◆ Action item ◆
Each line in the listing below that contains "旋转吹风口" should be returned.

◆ Source records ◆

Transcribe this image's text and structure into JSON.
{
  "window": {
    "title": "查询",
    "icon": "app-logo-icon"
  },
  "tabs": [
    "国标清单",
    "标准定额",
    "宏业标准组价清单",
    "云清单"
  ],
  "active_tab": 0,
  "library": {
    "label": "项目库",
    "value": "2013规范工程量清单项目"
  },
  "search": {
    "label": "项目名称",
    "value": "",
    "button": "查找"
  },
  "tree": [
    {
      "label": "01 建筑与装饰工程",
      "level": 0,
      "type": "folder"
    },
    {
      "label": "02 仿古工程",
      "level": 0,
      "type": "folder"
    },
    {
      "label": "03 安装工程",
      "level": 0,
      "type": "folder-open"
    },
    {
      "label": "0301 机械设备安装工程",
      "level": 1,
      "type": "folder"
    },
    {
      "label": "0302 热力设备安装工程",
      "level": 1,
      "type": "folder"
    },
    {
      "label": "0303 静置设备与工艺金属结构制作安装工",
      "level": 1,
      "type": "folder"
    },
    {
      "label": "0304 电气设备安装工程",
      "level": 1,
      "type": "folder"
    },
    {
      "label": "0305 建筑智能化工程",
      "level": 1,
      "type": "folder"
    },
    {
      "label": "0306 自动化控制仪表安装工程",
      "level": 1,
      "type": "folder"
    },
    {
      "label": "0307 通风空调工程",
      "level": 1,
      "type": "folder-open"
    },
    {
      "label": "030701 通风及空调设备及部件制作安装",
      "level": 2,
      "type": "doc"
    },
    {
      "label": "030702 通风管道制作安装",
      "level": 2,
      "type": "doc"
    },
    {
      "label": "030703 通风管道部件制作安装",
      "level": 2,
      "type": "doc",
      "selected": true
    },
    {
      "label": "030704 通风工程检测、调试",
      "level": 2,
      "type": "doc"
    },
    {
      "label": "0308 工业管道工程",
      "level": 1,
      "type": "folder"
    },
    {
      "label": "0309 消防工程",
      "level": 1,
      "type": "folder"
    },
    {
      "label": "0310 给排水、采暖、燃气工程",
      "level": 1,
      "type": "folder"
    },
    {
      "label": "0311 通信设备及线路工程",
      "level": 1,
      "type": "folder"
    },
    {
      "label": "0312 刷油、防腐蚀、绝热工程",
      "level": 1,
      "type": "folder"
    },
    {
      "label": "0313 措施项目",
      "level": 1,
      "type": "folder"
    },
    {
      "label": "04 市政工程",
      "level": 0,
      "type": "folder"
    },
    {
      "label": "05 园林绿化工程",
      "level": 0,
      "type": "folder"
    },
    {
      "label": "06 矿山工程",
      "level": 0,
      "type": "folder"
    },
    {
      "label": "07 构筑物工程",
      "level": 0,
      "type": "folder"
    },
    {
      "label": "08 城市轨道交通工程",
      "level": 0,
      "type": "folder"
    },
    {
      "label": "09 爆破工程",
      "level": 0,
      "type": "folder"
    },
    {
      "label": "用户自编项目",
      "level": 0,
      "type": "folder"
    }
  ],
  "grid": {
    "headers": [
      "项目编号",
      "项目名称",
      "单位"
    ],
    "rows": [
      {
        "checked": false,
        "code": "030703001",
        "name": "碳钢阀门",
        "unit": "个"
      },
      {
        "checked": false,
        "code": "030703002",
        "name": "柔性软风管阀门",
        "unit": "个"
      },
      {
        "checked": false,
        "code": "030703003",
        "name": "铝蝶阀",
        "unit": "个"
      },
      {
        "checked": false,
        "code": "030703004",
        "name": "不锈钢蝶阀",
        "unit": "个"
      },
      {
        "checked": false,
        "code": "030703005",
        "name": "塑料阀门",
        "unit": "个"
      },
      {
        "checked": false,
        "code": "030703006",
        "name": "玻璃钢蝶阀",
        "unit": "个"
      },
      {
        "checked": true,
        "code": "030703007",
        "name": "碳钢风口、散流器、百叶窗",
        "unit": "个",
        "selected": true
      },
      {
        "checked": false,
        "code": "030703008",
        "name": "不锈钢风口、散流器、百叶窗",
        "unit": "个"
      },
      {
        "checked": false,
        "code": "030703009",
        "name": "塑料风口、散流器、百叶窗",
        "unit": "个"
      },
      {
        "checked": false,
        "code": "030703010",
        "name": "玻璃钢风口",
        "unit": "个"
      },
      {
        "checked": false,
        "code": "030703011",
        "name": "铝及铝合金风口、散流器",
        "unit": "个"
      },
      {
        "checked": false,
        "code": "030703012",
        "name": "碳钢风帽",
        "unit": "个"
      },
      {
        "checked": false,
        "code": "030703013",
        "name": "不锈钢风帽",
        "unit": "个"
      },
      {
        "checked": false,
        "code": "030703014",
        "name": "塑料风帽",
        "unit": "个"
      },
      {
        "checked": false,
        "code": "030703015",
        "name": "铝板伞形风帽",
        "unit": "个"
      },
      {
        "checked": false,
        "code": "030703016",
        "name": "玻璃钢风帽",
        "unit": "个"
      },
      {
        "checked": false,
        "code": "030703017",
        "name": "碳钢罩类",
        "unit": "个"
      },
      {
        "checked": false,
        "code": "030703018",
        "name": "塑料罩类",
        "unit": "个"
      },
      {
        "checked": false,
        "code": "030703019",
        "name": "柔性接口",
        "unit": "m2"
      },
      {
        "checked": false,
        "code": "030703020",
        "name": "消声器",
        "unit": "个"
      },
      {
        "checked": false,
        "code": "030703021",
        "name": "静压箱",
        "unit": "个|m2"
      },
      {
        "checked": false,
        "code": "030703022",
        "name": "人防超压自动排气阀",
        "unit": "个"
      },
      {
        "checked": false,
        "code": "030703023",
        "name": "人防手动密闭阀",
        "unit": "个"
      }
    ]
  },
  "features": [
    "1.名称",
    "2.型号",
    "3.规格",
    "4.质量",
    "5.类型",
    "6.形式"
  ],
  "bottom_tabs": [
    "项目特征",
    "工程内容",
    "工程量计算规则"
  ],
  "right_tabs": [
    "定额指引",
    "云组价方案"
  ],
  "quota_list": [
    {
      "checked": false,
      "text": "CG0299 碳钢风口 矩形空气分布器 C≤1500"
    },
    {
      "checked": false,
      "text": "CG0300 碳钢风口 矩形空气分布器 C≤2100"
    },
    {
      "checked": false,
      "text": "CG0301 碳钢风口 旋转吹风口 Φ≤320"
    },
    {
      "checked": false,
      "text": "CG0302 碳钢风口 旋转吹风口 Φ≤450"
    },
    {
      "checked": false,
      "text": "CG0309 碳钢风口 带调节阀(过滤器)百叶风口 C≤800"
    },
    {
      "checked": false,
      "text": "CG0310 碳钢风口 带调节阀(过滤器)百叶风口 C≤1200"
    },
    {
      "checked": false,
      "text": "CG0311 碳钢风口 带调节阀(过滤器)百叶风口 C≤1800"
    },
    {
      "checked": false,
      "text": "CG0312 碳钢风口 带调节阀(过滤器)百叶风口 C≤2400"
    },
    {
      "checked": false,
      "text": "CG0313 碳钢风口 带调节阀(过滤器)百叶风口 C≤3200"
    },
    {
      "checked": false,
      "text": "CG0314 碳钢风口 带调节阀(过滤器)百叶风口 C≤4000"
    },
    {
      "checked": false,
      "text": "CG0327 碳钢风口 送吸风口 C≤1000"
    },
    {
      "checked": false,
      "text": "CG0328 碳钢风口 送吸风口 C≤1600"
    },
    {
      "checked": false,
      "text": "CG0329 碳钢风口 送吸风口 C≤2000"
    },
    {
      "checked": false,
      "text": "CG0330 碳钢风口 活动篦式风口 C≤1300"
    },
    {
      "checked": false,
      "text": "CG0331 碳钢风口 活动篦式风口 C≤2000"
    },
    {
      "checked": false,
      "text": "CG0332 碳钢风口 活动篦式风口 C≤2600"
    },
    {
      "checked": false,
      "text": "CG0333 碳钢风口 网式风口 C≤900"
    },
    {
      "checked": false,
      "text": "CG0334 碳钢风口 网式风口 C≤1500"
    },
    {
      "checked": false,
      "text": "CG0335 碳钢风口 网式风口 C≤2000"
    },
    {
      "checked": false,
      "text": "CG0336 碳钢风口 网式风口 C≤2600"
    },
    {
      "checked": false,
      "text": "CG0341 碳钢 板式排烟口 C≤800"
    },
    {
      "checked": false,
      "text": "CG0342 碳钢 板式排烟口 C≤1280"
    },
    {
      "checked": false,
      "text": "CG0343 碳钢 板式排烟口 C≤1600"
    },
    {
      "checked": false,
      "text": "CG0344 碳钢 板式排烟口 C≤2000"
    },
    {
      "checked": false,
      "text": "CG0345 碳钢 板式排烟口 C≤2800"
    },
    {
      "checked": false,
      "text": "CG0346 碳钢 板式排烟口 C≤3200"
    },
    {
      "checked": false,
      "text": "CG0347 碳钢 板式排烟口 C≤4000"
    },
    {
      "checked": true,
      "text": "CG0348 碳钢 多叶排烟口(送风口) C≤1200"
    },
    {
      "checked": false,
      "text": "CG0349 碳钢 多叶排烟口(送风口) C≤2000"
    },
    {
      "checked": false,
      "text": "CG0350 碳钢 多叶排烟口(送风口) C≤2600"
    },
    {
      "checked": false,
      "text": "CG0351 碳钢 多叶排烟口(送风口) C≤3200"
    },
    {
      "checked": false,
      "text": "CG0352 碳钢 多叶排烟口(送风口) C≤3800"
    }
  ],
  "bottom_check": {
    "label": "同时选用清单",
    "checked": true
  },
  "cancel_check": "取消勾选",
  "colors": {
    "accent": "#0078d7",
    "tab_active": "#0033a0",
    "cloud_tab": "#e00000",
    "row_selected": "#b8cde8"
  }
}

◆ Written answer ◆
      "text": "CG0301 碳钢风口 旋转吹风口 Φ≤320"
      "text": "CG0302 碳钢风口 旋转吹风口 Φ≤450"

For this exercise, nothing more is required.